The tibia, which is sometimes known as the shin or shank bone, is one of the two lower leg bones along with the long and thin fibula which runs parallel to the tibia. It is the larger and the stronger of the two, and is actually the second largest bone in the human body, after the femur (thigh bone).
It forms the knee joint with the femur and the ankle joint with the fibula. Some of the most powerful muscles that are essential for the movement of the foot and lower leg are attached to the tibia.
The bone was named after the Greek aulos, which was a flute-like wind instrument.

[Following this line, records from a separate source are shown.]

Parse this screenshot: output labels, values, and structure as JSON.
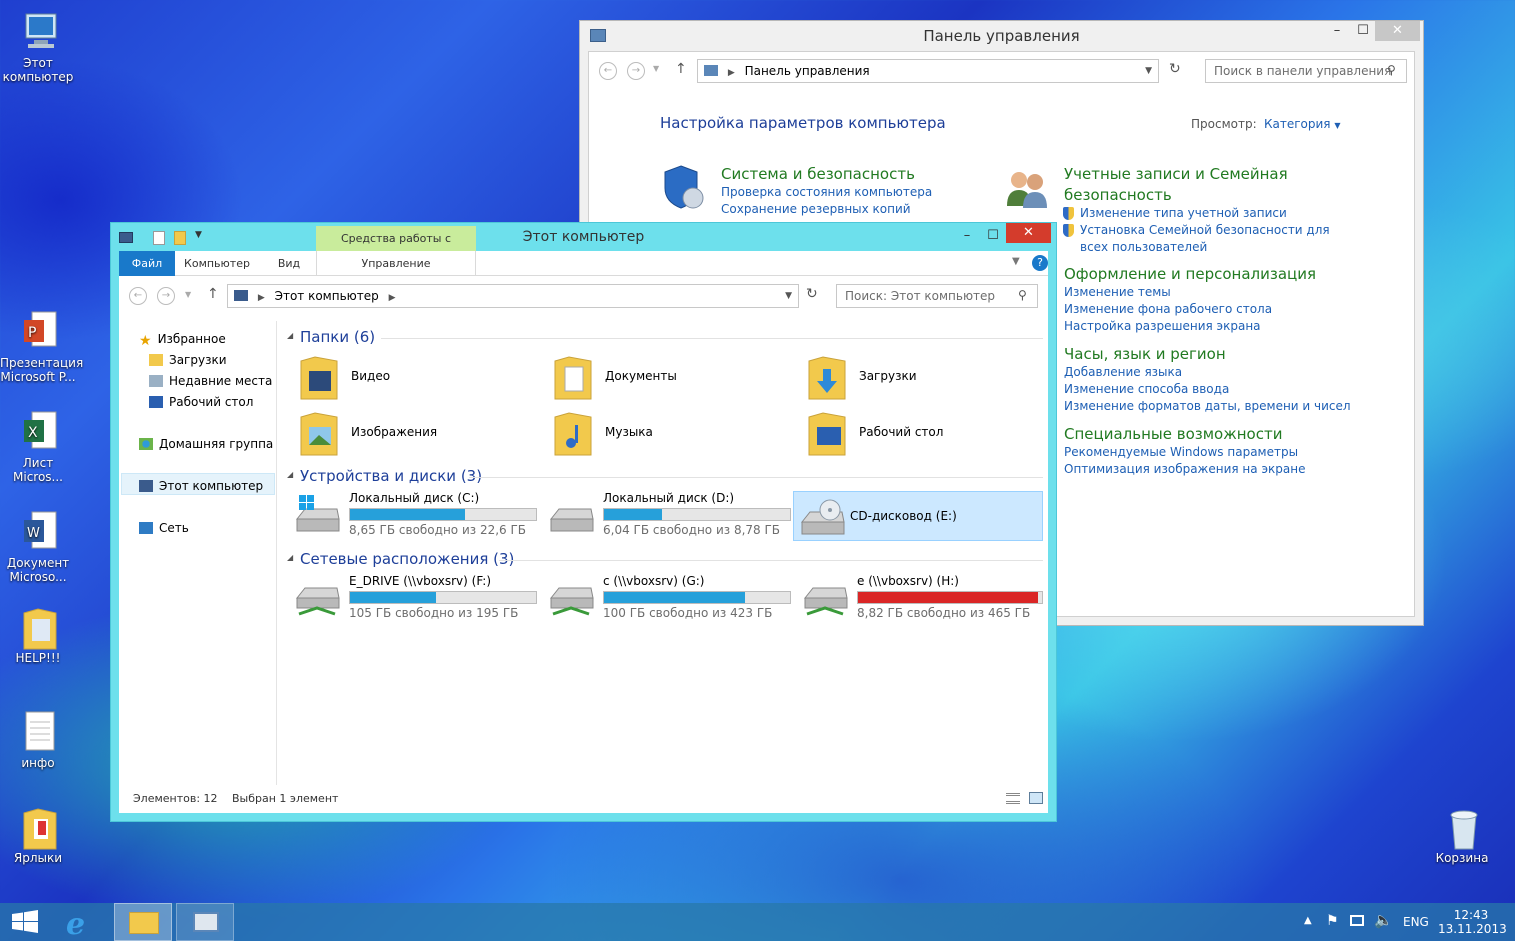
{
  "desktop": {
    "icons": [
      {
        "label": "Этот компьютер"
      },
      {
        "label": "Презентация Microsoft P..."
      },
      {
        "label": "Лист Micros..."
      },
      {
        "label": "Документ Microso..."
      },
      {
        "label": "HELP!!!"
      },
      {
        "label": "инфо"
      },
      {
        "label": "Ярлыки"
      },
      {
        "label": "Корзина"
      }
    ]
  },
  "control_panel": {
    "title": "Панель управления",
    "address": "Панель управления",
    "search_placeholder": "Поиск в панели управления",
    "heading": "Настройка параметров компьютера",
    "view_label": "Просмотр:",
    "view_value": "Категория",
    "categories": [
      {
        "title": "Система и безопасность",
        "links": [
          "Проверка состояния компьютера",
          "Сохранение резервных копий файлов с помощью истории файлов"
        ]
      },
      {
        "title": "Учетные записи и Семейная безопасность",
        "links": [
          "Изменение типа учетной записи",
          "Установка Семейной безопасности для всех пользователей"
        ]
      },
      {
        "title": "Оформление и персонализация",
        "links": [
          "Изменение темы",
          "Изменение фона рабочего стола",
          "Настройка разрешения экрана"
        ]
      },
      {
        "title": "Часы, язык и регион",
        "links": [
          "Добавление языка",
          "Изменение способа ввода",
          "Изменение форматов даты, времени и чисел"
        ]
      },
      {
        "title": "Специальные возможности",
        "links": [
          "Рекомендуемые Windows параметры",
          "Оптимизация изображения на экране"
        ]
      }
    ]
  },
  "explorer": {
    "title": "Этот компьютер",
    "context_tab": "Средства работы с дисками",
    "tabs": [
      "Файл",
      "Компьютер",
      "Вид",
      "Управление"
    ],
    "address": "Этот компьютер",
    "search_placeholder": "Поиск: Этот компьютер",
    "nav": [
      "Избранное",
      "Загрузки",
      "Недавние места",
      "Рабочий стол",
      "Домашняя группа",
      "Этот компьютер",
      "Сеть"
    ],
    "groups": {
      "folders": "Папки (6)",
      "devices": "Устройства и диски (3)",
      "network": "Сетевые расположения (3)"
    },
    "folders": [
      "Видео",
      "Документы",
      "Загрузки",
      "Изображения",
      "Музыка",
      "Рабочий стол"
    ],
    "drives": [
      {
        "name": "Локальный диск (C:)",
        "free": "8,65 ГБ свободно из 22,6 ГБ",
        "used": 0.62
      },
      {
        "name": "Локальный диск (D:)",
        "free": "6,04 ГБ свободно из 8,78 ГБ",
        "used": 0.31
      },
      {
        "name": "CD-дисковод (E:)"
      }
    ],
    "network": [
      {
        "name": "E_DRIVE (\\\\vboxsrv) (F:)",
        "free": "105 ГБ свободно из 195 ГБ",
        "used": 0.46
      },
      {
        "name": "c (\\\\vboxsrv) (G:)",
        "free": "100 ГБ свободно из 423 ГБ",
        "used": 0.76
      },
      {
        "name": "e (\\\\vboxsrv) (H:)",
        "free": "8,82 ГБ свободно из 465 ГБ",
        "used": 0.98
      }
    ],
    "status": {
      "items": "Элементов: 12",
      "selected": "Выбран 1 элемент"
    }
  },
  "taskbar": {
    "lang": "ENG",
    "time": "12:43",
    "date": "13.11.2013"
  },
  "colors": {
    "explorer_frame": "#6de0ec",
    "link": "#1e5fb4",
    "category": "#217a21",
    "bar_normal": "#26a0da",
    "bar_full": "#da2626"
  }
}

The tibia is the most commonly fractured long bone in the human body. It can also be affected by "shin splints", the term used to describe exercise induced pain in the tibia. Shin pain is often felt during or after strenuous activity, especially running, or sports with lots of quick, sudden movements such as basket ball.